* Directions for this task:
In the listing below, find each line with the string "THÊM" and return it.

* Supplied information:
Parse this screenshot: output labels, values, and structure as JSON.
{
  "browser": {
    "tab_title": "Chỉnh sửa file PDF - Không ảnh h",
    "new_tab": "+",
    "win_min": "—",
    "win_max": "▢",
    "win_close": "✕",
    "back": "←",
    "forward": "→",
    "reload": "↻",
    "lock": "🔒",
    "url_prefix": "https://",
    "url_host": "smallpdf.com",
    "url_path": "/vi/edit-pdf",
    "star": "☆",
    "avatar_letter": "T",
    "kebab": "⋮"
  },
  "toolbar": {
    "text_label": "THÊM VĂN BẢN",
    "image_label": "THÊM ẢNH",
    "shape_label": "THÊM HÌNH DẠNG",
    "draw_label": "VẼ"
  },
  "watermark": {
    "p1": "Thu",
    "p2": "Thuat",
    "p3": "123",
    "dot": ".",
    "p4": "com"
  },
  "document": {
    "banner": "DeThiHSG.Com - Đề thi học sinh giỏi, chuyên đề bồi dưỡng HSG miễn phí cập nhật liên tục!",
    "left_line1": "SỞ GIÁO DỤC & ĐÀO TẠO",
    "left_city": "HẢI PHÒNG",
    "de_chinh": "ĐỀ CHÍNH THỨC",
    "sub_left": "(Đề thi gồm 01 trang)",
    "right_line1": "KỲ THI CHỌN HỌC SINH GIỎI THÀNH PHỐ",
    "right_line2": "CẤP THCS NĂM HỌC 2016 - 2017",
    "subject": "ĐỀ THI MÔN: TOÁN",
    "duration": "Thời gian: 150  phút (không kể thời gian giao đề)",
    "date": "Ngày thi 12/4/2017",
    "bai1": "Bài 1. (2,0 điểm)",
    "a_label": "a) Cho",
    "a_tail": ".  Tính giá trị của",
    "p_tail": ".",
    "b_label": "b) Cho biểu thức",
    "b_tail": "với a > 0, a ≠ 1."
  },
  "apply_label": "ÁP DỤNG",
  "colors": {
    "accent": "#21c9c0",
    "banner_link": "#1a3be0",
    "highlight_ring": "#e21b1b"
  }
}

* Answer below:
    "text_label": "THÊM VĂN BẢN",
    "image_label": "THÊM ẢNH",
    "shape_label": "THÊM HÌNH DẠNG",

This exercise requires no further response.